Learning Thursday #2: Project-Based Learning

Earlier this month, I started the Learning Thursday blog series, which features a new learning and development article every other week that has a unique perspective.  I’ll also post some discussion points for those who would like to reflect on the article.  If you’d like to participate, please follow me here on the Adobe eLearning blog and comment on this week’s article:

Krajcik, J., & Blumenfeld, P. (2006). Project-based learning. In R. K. Sawyer (Ed.), Cambridge handbook of the learning sciences (pp. 317–334). New York, NY: Cambridge University Press. Google Scholar

(The Google Scholar link will take you to a free PDF of the article.)

Introductory Paragraph: Any teacher or parent can tell you that many students are bored in school. But many of them tend to assume that boredom is not a problem with the best students, and that if students tried harder or learned better they wouldn’t be bored. In the 1980s and 1990s, education researchers increasingly realized that when students are bored and unengaged, they are less likely to learn (Blumenfeld et al., 1991). Studies of student experience found that almost all students are bored in school, even the ones who score well on standardized tests (Csikszentmihalyi, Rathunde, & Whalen, 1993). By about 1990, it became obvious to education researchers that the problem wasn’t the fault of the students; there was something wrong with the structure of schooling. If we could find a way to engage students in their learning, to restructure the classroom so that students would be motivated to learn, that would be a dramatic change.

After reading the article, please add a comment with your thoughts on one (or all) of these questions:

  1. Can you give an example of a project-based learning experience you’ve had?
  2. What is one topic you would like to deliver using a project-based learning approach?
  3. How can learning technology be used to support project-based learning?

The post Learning Thursday #2: Project-Based Learning appeared first on eLearning.

Learning Thursday #1: Mobile Technologies in Education

We’re almost to the new year, so I figure I’ll start a new blog post series.    I’m going to put out a new learning and development article every other week that has a unique perspective.  I’ll also post some discussion points for those who would like to reflect on the article.  If you’d like to participate, please follow me here on the Adobe eLearning blog and comment on our first article:

Vavoula, G., Sharples, M., Lonsdale, P., Rudman, P., & Meek, J. (2007). Learning bridges: Mobile technologies in education. Educational Technology, 47(3), 33–37. Google Scholar

(The Google Scholar link will take you to JSTOR, where you can read this article for free.)

Abstract: MyArtSpace is a service for children to spread their learning between schools and museums using mobile phones linked to a personal Web space. Using MyArtSpace as an example, the authors discuss the possibilities for mobile technology to form bridges between formal and informal learning. They also offer guidelines for designing such bridges.

Please add a comment with your thoughts on one (or both) of these questions:

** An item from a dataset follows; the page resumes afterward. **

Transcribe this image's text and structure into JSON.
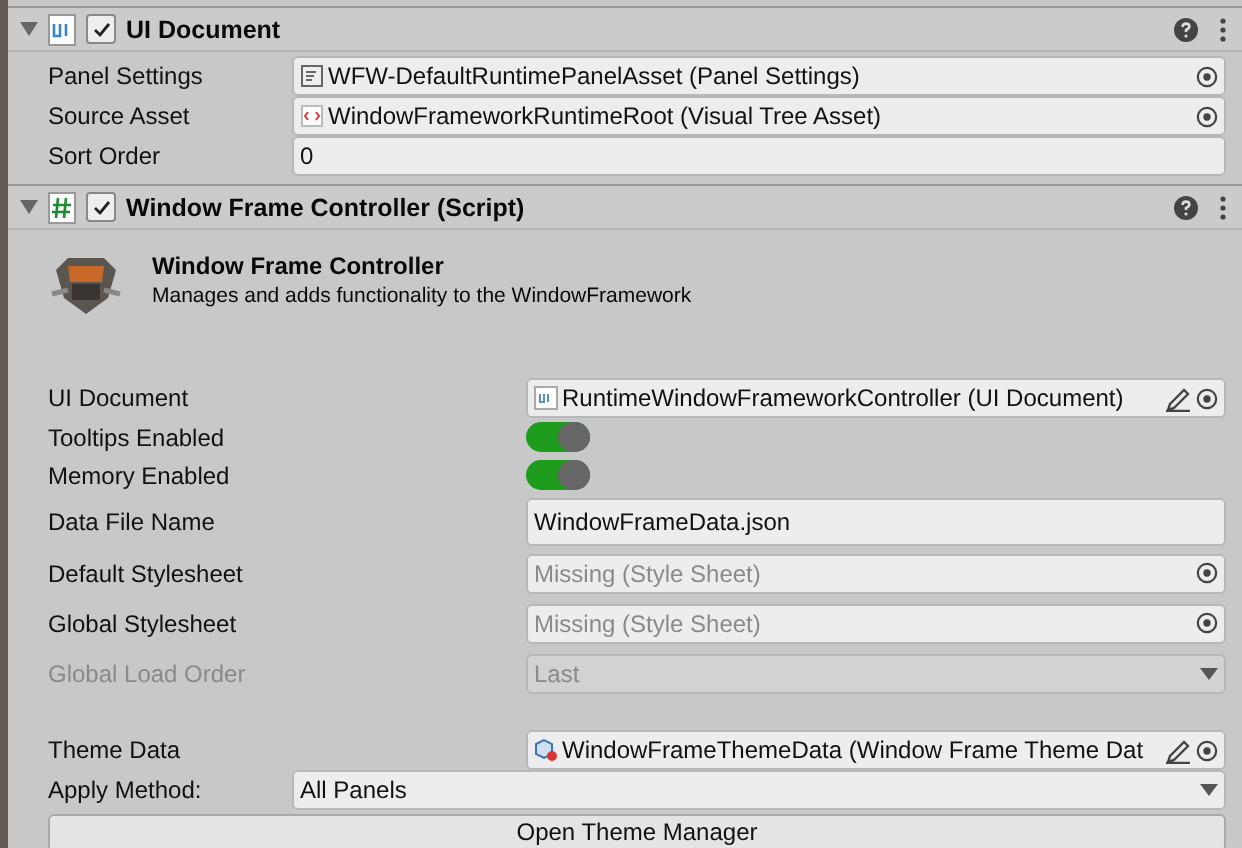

  1. Have you seen a learning experience in the corporate world that is similar to the MyArtSpace experience discussed in the article?
  2. Can you think of an environment other than a museum where this sort of learning experience would be effective?

The post Learning Thursday #1: Mobile Technologies in Education appeared first on eLearning.

How to Help Your Employees Learn from Each Other

Es ist schon fast amüsant: Ein Plädoyer für Peer-to-Peer-Learning, ohne dass der Begriff „Working Out Loud“ einmal fällt! Ansonsten stimmt alles: das informelle, hierarchiefreie Lernen, die Chancen eines offenen Austauschs und des kollegialen Feedbacks: „… peer-to-peer learning creates a space where the learner can feel safe taking these risks“. Und die Expertise für Peer-to-Peer-Learning ist in Unternehmen und Organisationen natürlich vorhanden.

Die Autoren werben für ein Peer-to-Peer-Learning als Programm, das sie jedoch mit keiner festen Struktur verbinden, aber mit Empfehlungen flankieren („Appoint a facilitator“, „Build a safe environment“, „Focus on real-world situations“, „Encourage networking“). Wie gesagt …
Kelly Palmer und David Blake, Harvard Business Review, 8. November 2018

Bildquelle: mohamed_hassan (pixabay, CC0)

 

Promoting Informal Learning At The Workplace—Featuring 5 Examples

Learning at the workplace happens all the time, and it is not always through structured training. In this article, through 5 examples, I show you how you can promote informal learning at the workplace. This post was first published on eLearning Industry.

Why Investing In Informal Learning Makes Sense: Featuring 6 Examples Or Approaches

Informal learning is integral to the way we learn, but organizations have several associated concerns about its value and impact. In this article, I address them and—through 6 informal learning examples— I also show you how you can use informal learning effectively.

This post was first published on eLearning Industry.